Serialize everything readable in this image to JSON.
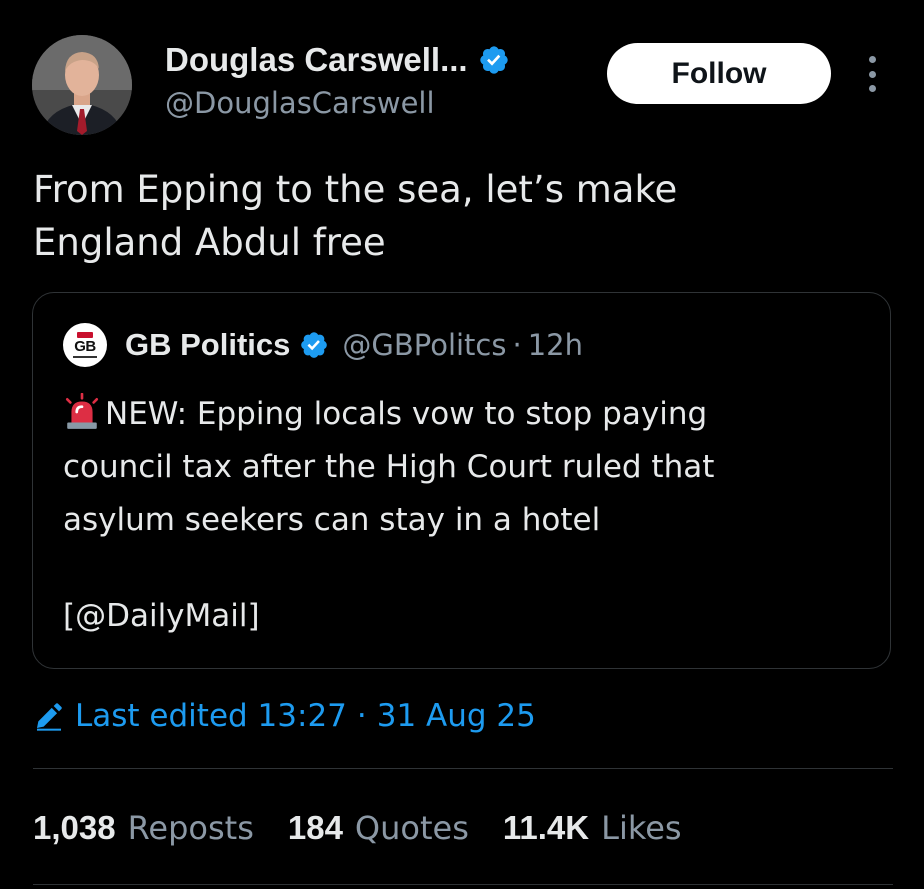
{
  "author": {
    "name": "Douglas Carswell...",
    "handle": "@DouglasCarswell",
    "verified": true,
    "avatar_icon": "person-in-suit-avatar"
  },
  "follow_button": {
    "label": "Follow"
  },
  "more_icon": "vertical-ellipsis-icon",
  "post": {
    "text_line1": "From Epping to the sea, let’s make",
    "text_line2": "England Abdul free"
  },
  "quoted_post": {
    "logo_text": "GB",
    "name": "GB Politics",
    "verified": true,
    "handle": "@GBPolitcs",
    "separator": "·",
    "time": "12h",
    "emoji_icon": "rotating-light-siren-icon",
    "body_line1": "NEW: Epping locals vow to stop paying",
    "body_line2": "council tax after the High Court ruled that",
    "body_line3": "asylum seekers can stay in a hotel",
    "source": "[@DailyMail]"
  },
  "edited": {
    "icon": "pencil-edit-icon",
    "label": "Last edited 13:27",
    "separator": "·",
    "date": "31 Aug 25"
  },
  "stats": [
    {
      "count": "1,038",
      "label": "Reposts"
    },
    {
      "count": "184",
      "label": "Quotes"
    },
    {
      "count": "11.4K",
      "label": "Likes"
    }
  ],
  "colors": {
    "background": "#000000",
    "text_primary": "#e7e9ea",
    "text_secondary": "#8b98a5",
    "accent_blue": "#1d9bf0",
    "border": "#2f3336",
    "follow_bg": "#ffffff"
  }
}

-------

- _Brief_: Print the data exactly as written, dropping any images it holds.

- _Finished exercise_:
Serialize everything readable in this image to JSON.
{
  "author": {
    "name": "Douglas Carswell...",
    "handle": "@DouglasCarswell",
    "verified": true,
    "avatar_icon": "person-in-suit-avatar"
  },
  "follow_button": {
    "label": "Follow"
  },
  "more_icon": "vertical-ellipsis-icon",
  "post": {
    "text_line1": "From Epping to the sea, let’s make",
    "text_line2": "England Abdul free"
  },
  "quoted_post": {
    "logo_text": "GB",
    "name": "GB Politics",
    "verified": true,
    "handle": "@GBPolitcs",
    "separator": "·",
    "time": "12h",
    "emoji_icon": "rotating-light-siren-icon",
    "body_line1": "NEW: Epping locals vow to stop paying",
    "body_line2": "council tax after the High Court ruled that",
    "body_line3": "asylum seekers can stay in a hotel",
    "source": "[@DailyMail]"
  },
  "edited": {
    "icon": "pencil-edit-icon",
    "label": "Last edited 13:27",
    "separator": "·",
    "date": "31 Aug 25"
  },
  "stats": [
    {
      "count": "1,038",
      "label": "Reposts"
    },
    {
      "count": "184",
      "label": "Quotes"
    },
    {
      "count": "11.4K",
      "label": "Likes"
    }
  ],
  "colors": {
    "background": "#000000",
    "text_primary": "#e7e9ea",
    "text_secondary": "#8b98a5",
    "accent_blue": "#1d9bf0",
    "border": "#2f3336",
    "follow_bg": "#ffffff"
  }
}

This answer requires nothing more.